Teachers and other Newton County School System (NCSS) employees can expect a salary raise for next year, the first since the 2008-2009 school year.
The Newton County Board of Education adopted a tentative budget for next school year at its May 13 work session and now must review the proposed $163.4 million budget before a vote to approve it on June 3.
The budget, which has a beginning balance of $18,838,219 — 9.78 percent less than last year’s beginning fund balance — was presented by Peggy Bullard, NCSS business manager, who reviewed the different options of givebacks employees may receive. NCSS Superintendent Samantha Fuhrey and Bullard recommended the board adopt the third (Chart C) of four options, giving teachers and employees a two percent salary schedule increase, removing one furlough day and giving step increases.
Bullard initially discussed the four salary and benefits options at a May 5 meeting, where 12.5 additional positions were also requested.
State revenues are expected to increase by $6.5 million, and local revenues are expected to increase by $1.2 million, totaling $144.5 million in incoming funding. A three percent increase in the local tax digest is also expected, with the millage rate staying steady at 20.
Chart C received a 4-1 vote on Tuesday, which was motioned by Abigail Coggin and opposed by Eddie Johnson. Johnson made a motion to approve Chart B, which is the most “aggressive” option.
Chart C is “more aggressive, but not the most aggressive,” Fuhrey said.
If the tentative budget with Chart C is approved in June, the ending fund balance is expected to be $18.3 million at the end of the 2015 school year.
The first option, initially presented on May 5 as the most conservative option, would give employees a one percent salary schedule increase and take away one furlough day, leaving the ending fund balance at $19.3 million.
Chart B, the option with the most givebacks, would give a two percent salary schedule increase and two furlough days back, ending the fund balance at $17.9 million.
Chart D, another middle-ground option, would have an ending fund balance of $18.8 million by giving a one percent salary schedule increase and one additional work day.

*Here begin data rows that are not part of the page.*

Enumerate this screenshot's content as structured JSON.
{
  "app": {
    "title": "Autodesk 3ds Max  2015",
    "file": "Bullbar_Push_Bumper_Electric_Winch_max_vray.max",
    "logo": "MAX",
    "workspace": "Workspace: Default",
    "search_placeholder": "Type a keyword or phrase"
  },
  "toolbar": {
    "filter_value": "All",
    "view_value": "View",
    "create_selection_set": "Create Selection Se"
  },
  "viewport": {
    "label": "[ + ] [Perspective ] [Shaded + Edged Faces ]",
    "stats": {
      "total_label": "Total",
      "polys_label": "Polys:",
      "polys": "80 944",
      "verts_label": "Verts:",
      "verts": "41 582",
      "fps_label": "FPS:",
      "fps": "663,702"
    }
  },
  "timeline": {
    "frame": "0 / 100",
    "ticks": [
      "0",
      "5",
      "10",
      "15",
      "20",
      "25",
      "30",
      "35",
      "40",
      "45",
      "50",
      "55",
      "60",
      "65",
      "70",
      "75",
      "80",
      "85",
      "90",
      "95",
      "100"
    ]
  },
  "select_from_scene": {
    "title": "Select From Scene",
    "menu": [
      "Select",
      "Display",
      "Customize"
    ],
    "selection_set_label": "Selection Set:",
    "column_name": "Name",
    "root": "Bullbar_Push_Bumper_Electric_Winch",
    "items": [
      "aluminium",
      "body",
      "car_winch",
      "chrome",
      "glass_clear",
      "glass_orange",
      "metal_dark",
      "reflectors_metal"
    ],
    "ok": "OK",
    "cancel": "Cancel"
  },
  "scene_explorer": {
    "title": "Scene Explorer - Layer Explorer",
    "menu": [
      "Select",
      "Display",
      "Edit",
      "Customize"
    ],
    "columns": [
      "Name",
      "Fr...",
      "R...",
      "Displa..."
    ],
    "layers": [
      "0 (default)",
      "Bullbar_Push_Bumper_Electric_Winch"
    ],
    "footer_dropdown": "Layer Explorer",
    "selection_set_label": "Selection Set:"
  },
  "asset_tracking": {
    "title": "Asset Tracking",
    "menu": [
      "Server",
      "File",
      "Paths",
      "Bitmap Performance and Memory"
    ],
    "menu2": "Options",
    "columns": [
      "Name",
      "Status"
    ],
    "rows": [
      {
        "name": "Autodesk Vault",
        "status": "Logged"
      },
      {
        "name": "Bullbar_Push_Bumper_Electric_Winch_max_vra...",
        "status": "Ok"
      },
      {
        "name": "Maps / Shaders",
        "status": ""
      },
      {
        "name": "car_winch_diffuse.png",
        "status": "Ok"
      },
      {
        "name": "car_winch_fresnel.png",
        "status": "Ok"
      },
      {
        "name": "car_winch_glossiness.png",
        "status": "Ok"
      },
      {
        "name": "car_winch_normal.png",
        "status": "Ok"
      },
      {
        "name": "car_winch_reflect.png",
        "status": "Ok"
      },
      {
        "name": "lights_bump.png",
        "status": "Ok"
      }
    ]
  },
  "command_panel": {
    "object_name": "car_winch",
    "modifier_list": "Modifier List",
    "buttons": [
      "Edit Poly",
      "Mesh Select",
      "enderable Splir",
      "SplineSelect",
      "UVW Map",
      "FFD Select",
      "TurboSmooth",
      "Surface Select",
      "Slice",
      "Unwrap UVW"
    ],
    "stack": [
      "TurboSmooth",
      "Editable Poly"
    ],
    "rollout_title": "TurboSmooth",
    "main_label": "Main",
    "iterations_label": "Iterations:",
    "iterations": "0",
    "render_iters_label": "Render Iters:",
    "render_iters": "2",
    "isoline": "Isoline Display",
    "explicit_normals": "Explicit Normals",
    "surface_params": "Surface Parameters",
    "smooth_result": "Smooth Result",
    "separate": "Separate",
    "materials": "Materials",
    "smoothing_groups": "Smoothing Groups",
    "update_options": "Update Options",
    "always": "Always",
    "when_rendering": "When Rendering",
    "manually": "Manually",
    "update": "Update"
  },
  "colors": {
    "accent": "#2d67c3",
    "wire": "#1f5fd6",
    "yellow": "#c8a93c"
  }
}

All options include step increases for eligible employees. Some employees, such as bus drivers and food service personnel, have already been given back all furlough days — six originally, with four remaining during the 2014 school year — and will not be affected by this area of the budget.
Final approval of the 2014-2015 budget will be voted on during the board’s June meeting to take effect in July.